[Brief] Go through the data and copy every line in which "SOVEREIGN" appears.

[Records supplied]
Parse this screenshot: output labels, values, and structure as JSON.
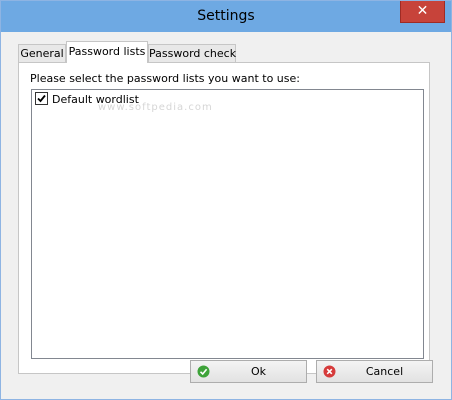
{
  "window": {
    "title": "Settings",
    "close_glyph": "✕"
  },
  "tabs": [
    {
      "label": "General",
      "active": false
    },
    {
      "label": "Password lists",
      "active": true
    },
    {
      "label": "Password check",
      "active": false
    }
  ],
  "password_lists": {
    "prompt": "Please select the password lists you want to use:",
    "items": [
      {
        "label": "Default wordlist",
        "checked": true
      }
    ]
  },
  "watermark": "www.softpedia.com",
  "buttons": {
    "ok_label": "Ok",
    "cancel_label": "Cancel"
  },
  "colors": {
    "titlebar": "#6ea9e3",
    "close": "#c7433a",
    "ok_icon": "#3ea33a",
    "cancel_icon": "#d63b3b"
  }
}
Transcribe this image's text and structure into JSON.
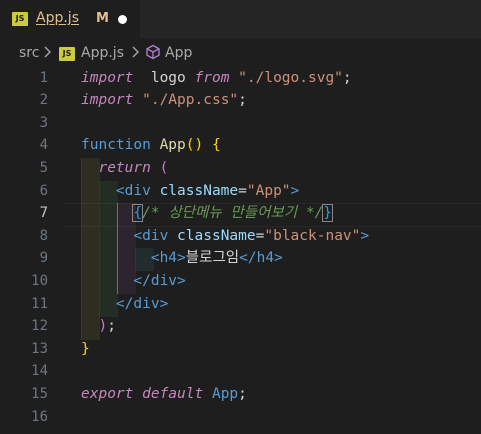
{
  "tab": {
    "title": "App.js",
    "status": "M",
    "badge": "JS"
  },
  "breadcrumb": {
    "folder": "src",
    "file": "App.js",
    "symbol": "App"
  },
  "active_line": 7,
  "lines": [
    {
      "n": "1",
      "t": [
        [
          "kw-c",
          "import"
        ],
        [
          "",
          "  logo "
        ],
        [
          "kw-c",
          "from"
        ],
        [
          "",
          ""
        ],
        [
          "str",
          " \"./logo.svg\""
        ],
        [
          "",
          ";"
        ]
      ]
    },
    {
      "n": "2",
      "t": [
        [
          "kw-c",
          "import"
        ],
        [
          "str",
          " \"./App.css\""
        ],
        [
          "",
          ";"
        ]
      ]
    },
    {
      "n": "3",
      "t": []
    },
    {
      "n": "4",
      "t": [
        [
          "kw",
          "function"
        ],
        [
          "",
          ""
        ],
        [
          "fn",
          " App"
        ],
        [
          "p1",
          "()"
        ],
        [
          "",
          ""
        ],
        [
          "p1",
          " {"
        ]
      ]
    },
    {
      "n": "5",
      "t": [
        [
          "",
          "  "
        ],
        [
          "kw-c",
          "return"
        ],
        [
          "",
          ""
        ],
        [
          "p2",
          " ("
        ]
      ]
    },
    {
      "n": "6",
      "t": [
        [
          "",
          "    "
        ],
        [
          "tag",
          "<div"
        ],
        [
          "attr",
          " className"
        ],
        [
          "",
          "="
        ],
        [
          "str",
          "\"App\""
        ],
        [
          "tag",
          ">"
        ]
      ]
    },
    {
      "n": "7",
      "t": [
        [
          "",
          "      "
        ],
        [
          "p3 box",
          "{"
        ],
        [
          "cmt",
          "/* 상단메뉴 만들어보기 */"
        ],
        [
          "p3 box",
          "}"
        ]
      ]
    },
    {
      "n": "8",
      "t": [
        [
          "",
          "      "
        ],
        [
          "tag",
          "<div"
        ],
        [
          "attr",
          " className"
        ],
        [
          "",
          "="
        ],
        [
          "str",
          "\"black-nav\""
        ],
        [
          "tag",
          ">"
        ]
      ]
    },
    {
      "n": "9",
      "t": [
        [
          "",
          "        "
        ],
        [
          "tag",
          "<h4>"
        ],
        [
          "",
          "블로그임"
        ],
        [
          "tag",
          "</h4>"
        ]
      ]
    },
    {
      "n": "10",
      "t": [
        [
          "",
          "      "
        ],
        [
          "tag",
          "</div>"
        ]
      ]
    },
    {
      "n": "11",
      "t": [
        [
          "",
          "    "
        ],
        [
          "tag",
          "</div>"
        ]
      ]
    },
    {
      "n": "12",
      "t": [
        [
          "",
          "  "
        ],
        [
          "p2",
          ")"
        ],
        [
          "",
          ";"
        ]
      ]
    },
    {
      "n": "13",
      "t": [
        [
          "p1",
          "}"
        ]
      ]
    },
    {
      "n": "14",
      "t": []
    },
    {
      "n": "15",
      "t": [
        [
          "kw-c",
          "export"
        ],
        [
          "",
          ""
        ],
        [
          "kw-c",
          " default"
        ],
        [
          "",
          ""
        ],
        [
          "kw",
          " App"
        ],
        [
          "",
          ";"
        ]
      ]
    },
    {
      "n": "16",
      "t": []
    }
  ]
}
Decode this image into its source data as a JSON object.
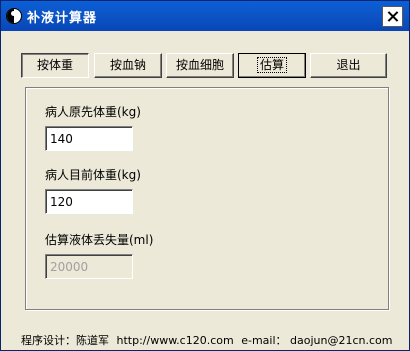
{
  "window": {
    "title": "补液计算器"
  },
  "tabs": [
    {
      "label": "按体重"
    },
    {
      "label": "按血钠"
    },
    {
      "label": "按血细胞"
    },
    {
      "label": "估算"
    },
    {
      "label": "退出"
    }
  ],
  "form": {
    "original_weight_label": "病人原先体重(kg)",
    "original_weight_value": "140",
    "current_weight_label": "病人目前体重(kg)",
    "current_weight_value": "120",
    "fluid_loss_label": "估算液体丢失量(ml)",
    "fluid_loss_value": "20000"
  },
  "footer": {
    "designer": "程序设计：陈道军",
    "url": "http://www.c120.com",
    "email": "e-mail： daojun@21cn.com"
  }
}
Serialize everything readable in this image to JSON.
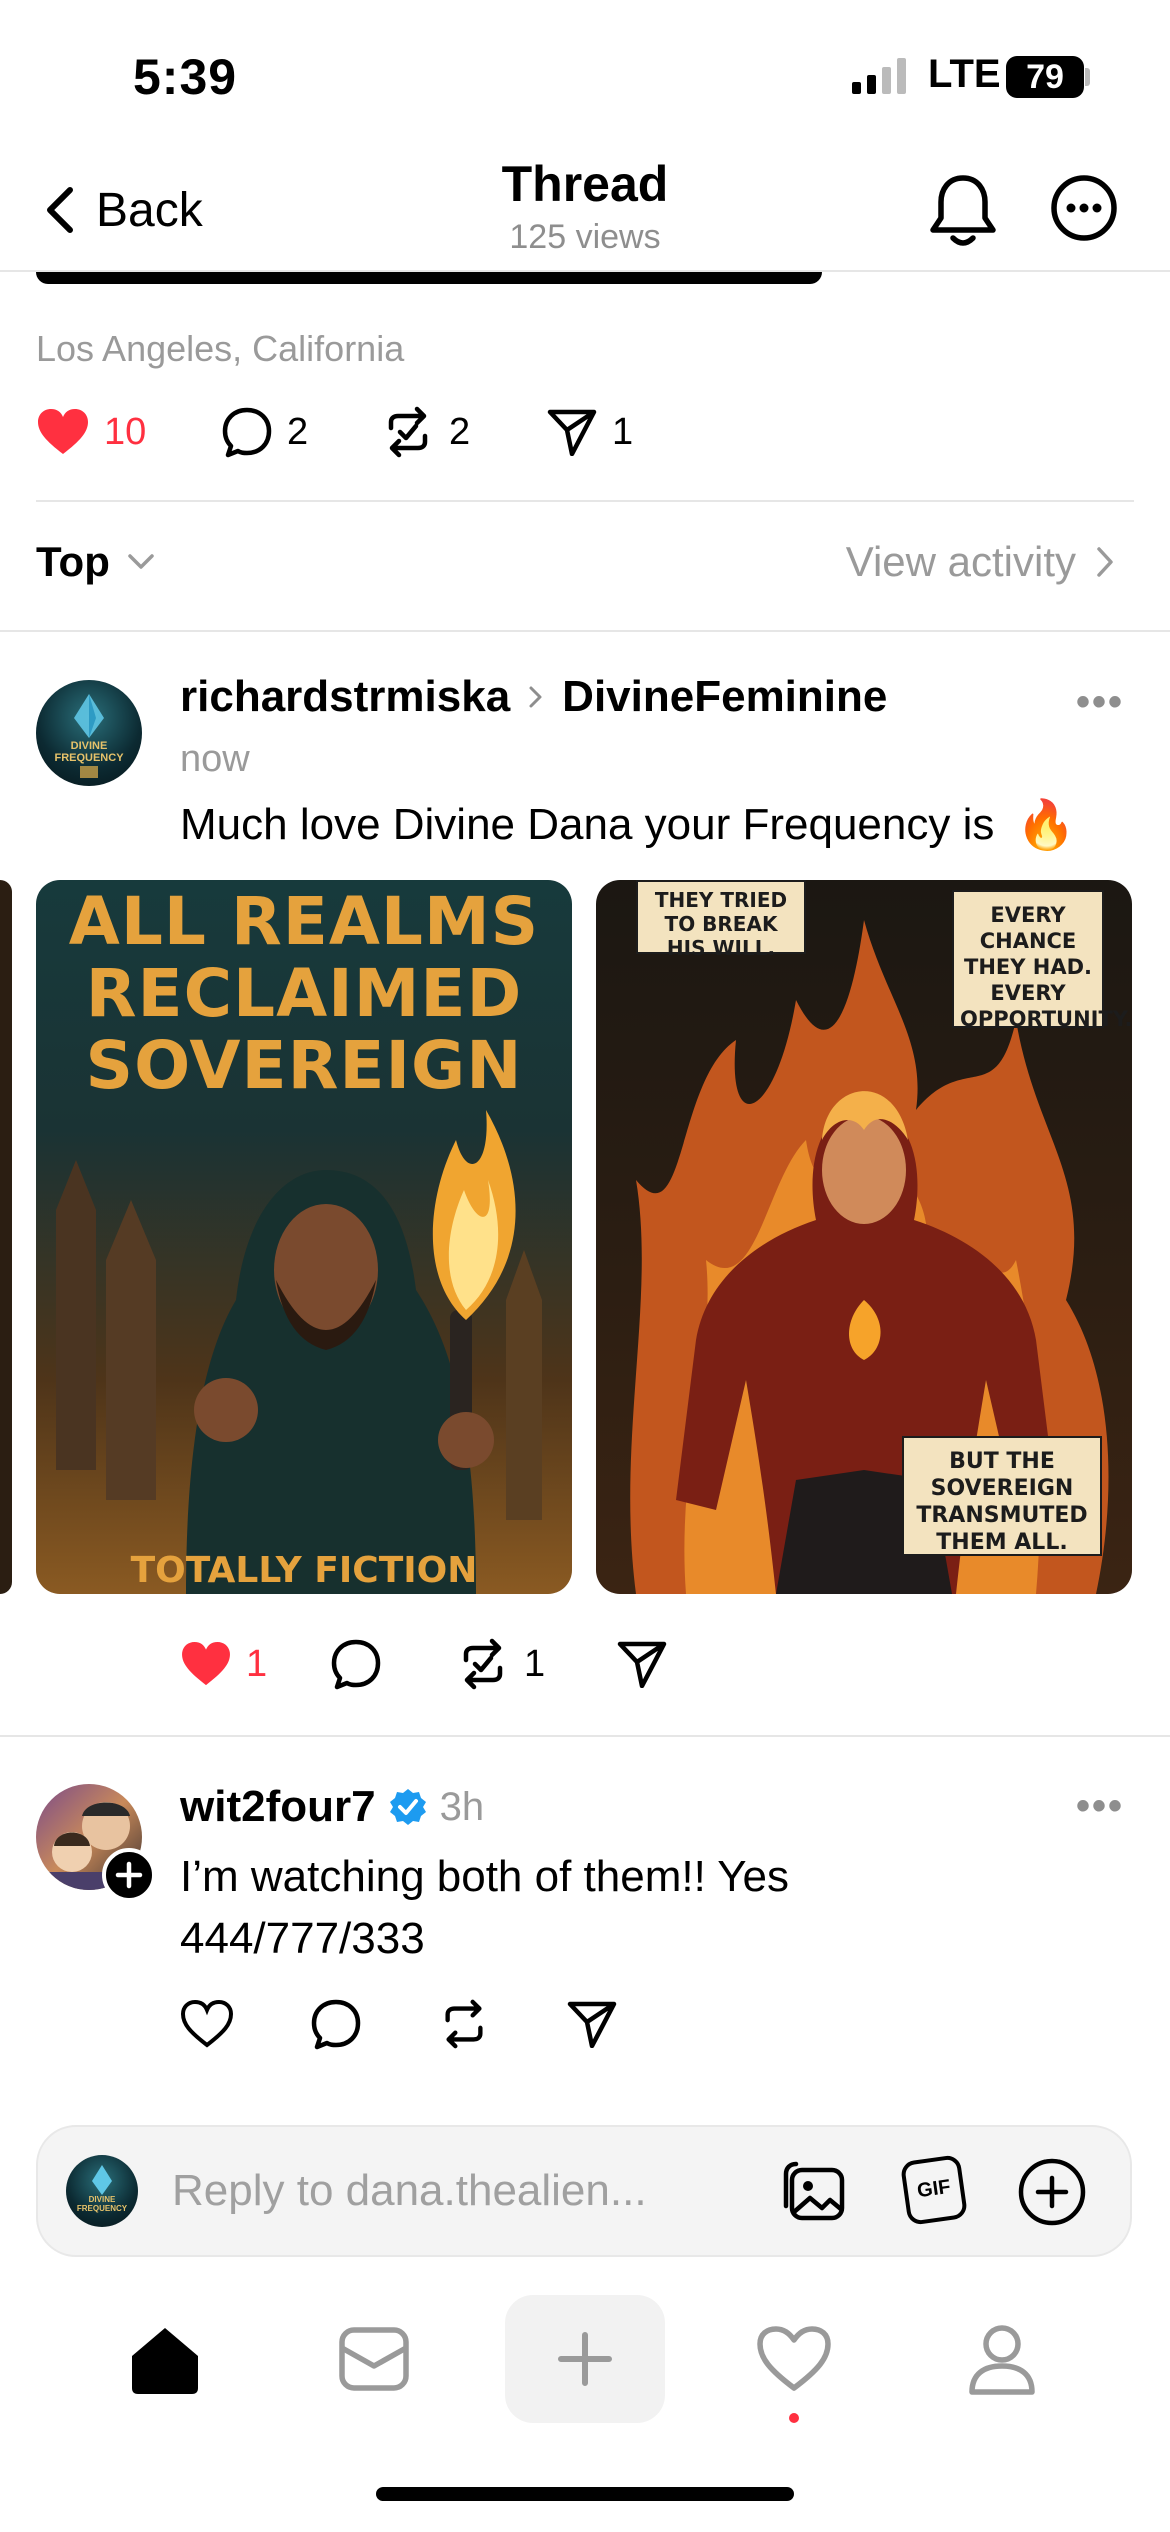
{
  "status": {
    "time": "5:39",
    "network": "LTE",
    "battery": "79"
  },
  "nav": {
    "back_label": "Back",
    "title": "Thread",
    "views": "125 views"
  },
  "post": {
    "location": "Los Angeles, California",
    "likes": "10",
    "comments": "2",
    "reposts": "2",
    "shares": "1"
  },
  "sort": {
    "label": "Top",
    "activity_label": "View activity"
  },
  "reply1": {
    "username": "richardstrmiska",
    "community": "DivineFeminine",
    "time": "now",
    "text": "Much love Divine Dana your Frequency is",
    "emoji": "🔥",
    "avatar_text": "DIVINE FREQUENCY",
    "image1": {
      "headline_lines": [
        "ALL REALMS",
        "RECLAIMED",
        "SOVEREIGN"
      ],
      "footer": "TOTALLY FICTION"
    },
    "image2": {
      "caption_top_left": "THEY TRIED TO BREAK HIS WILL.",
      "caption_top_right": "EVERY CHANCE THEY HAD. EVERY OPPORTUNITY.",
      "caption_bottom": "BUT THE SOVEREIGN TRANSMUTED THEM ALL."
    },
    "likes": "1",
    "reposts": "1"
  },
  "reply2": {
    "username": "wit2four7",
    "time": "3h",
    "text_line1": "I’m watching both of them!! Yes",
    "text_line2": "444/777/333"
  },
  "composer": {
    "placeholder": "Reply to dana.thealien...",
    "gif_label": "GIF",
    "avatar_text": "DIVINE FREQUENCY"
  },
  "colors": {
    "like_red": "#ff3040",
    "verified_blue": "#1d9bf0",
    "grey_text": "#9a9a9a"
  }
}
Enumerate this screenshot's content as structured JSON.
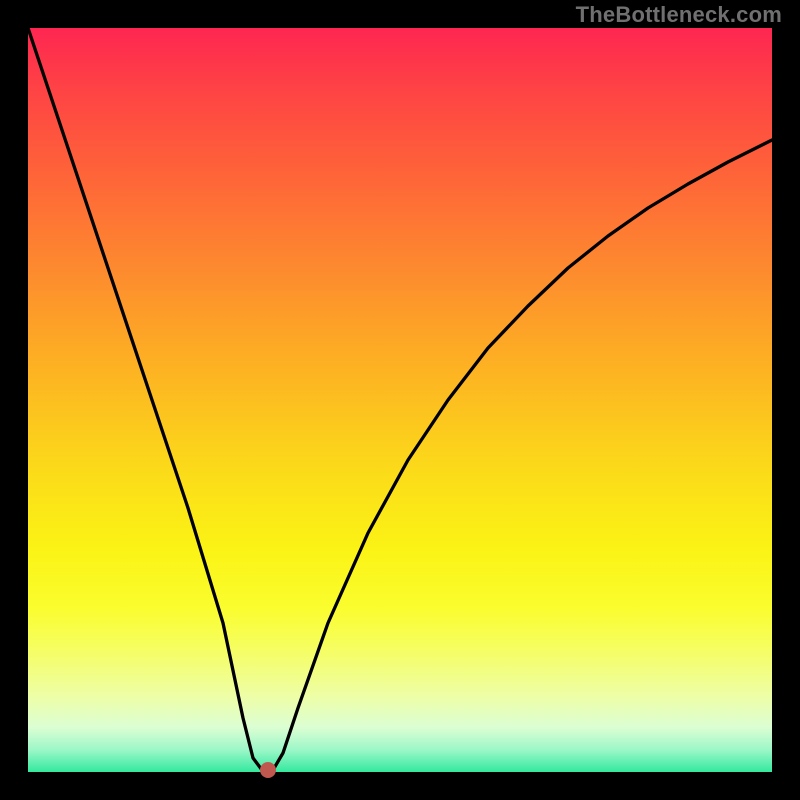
{
  "watermark": "TheBottleneck.com",
  "colors": {
    "frame": "#000000",
    "curve": "#000000",
    "marker": "#c1584f",
    "gradient_top": "#fe2651",
    "gradient_bottom": "#33e99e"
  },
  "chart_data": {
    "type": "line",
    "title": "",
    "xlabel": "",
    "ylabel": "",
    "xlim": [
      0,
      100
    ],
    "ylim": [
      0,
      100
    ],
    "x": [
      0,
      5,
      10,
      15,
      20,
      25,
      28,
      30,
      32,
      34,
      36,
      40,
      45,
      50,
      55,
      60,
      65,
      70,
      75,
      80,
      85,
      90,
      95,
      100
    ],
    "values": [
      100,
      84,
      68,
      52,
      36,
      20,
      7,
      1,
      0,
      2,
      8,
      20,
      32,
      42,
      50,
      57,
      63,
      68,
      72,
      76,
      79,
      82,
      84,
      86
    ],
    "marker": {
      "x": 32,
      "y": 0
    },
    "grid": false,
    "legend": false
  }
}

[Your solution]
        "SOVEREIGN"
      "caption_bottom": "BUT THE SOVEREIGN TRANSMUTED THEM ALL."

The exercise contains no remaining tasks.